◆ **EXERCISE AIM**
How many lines in the records below contain the word "ОЧИСТИТЬ"? Reply with that number only.

Records contained in a dataset:
--- START ---

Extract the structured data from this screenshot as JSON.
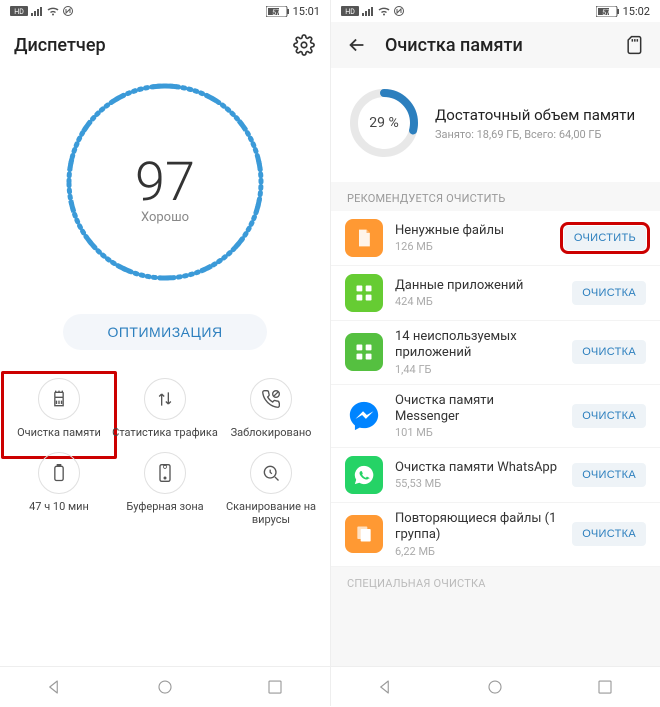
{
  "left": {
    "status": {
      "time": "15:01",
      "battery": "57"
    },
    "title": "Диспетчер",
    "gauge": {
      "score": "97",
      "label": "Хорошо"
    },
    "optimize_button": "ОПТИМИЗАЦИЯ",
    "grid": [
      {
        "label": "Очистка памяти"
      },
      {
        "label": "Статистика трафика"
      },
      {
        "label": "Заблокировано"
      },
      {
        "label": "47 ч 10 мин"
      },
      {
        "label": "Буферная зона"
      },
      {
        "label": "Сканирование на вирусы"
      }
    ]
  },
  "right": {
    "status": {
      "time": "15:02",
      "battery": "57"
    },
    "title": "Очистка памяти",
    "memory": {
      "percent": "29 %",
      "title": "Достаточный объем памяти",
      "sub": "Занято: 18,69 ГБ, Всего: 64,00 ГБ"
    },
    "section_recommend": "РЕКОМЕНДУЕТСЯ ОЧИСТИТЬ",
    "items": [
      {
        "title": "Ненужные файлы",
        "sub": "126 МБ",
        "btn": "ОЧИСТИТЬ"
      },
      {
        "title": "Данные приложений",
        "sub": "424 МБ",
        "btn": "ОЧИСТКА"
      },
      {
        "title": "14 неиспользуемых приложений",
        "sub": "1,44 ГБ",
        "btn": "ОЧИСТКА"
      },
      {
        "title": "Очистка памяти Messenger",
        "sub": "101 МБ",
        "btn": "ОЧИСТКА"
      },
      {
        "title": "Очистка памяти WhatsApp",
        "sub": "55,53 МБ",
        "btn": "ОЧИСТКА"
      },
      {
        "title": "Повторяющиеся файлы (1 группа)",
        "sub": "6,22 МБ",
        "btn": "ОЧИСТКА"
      }
    ],
    "section_special": "СПЕЦИАЛЬНАЯ ОЧИСТКА"
  }
}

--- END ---

◆ **ANSWER FOR THE TASK**
2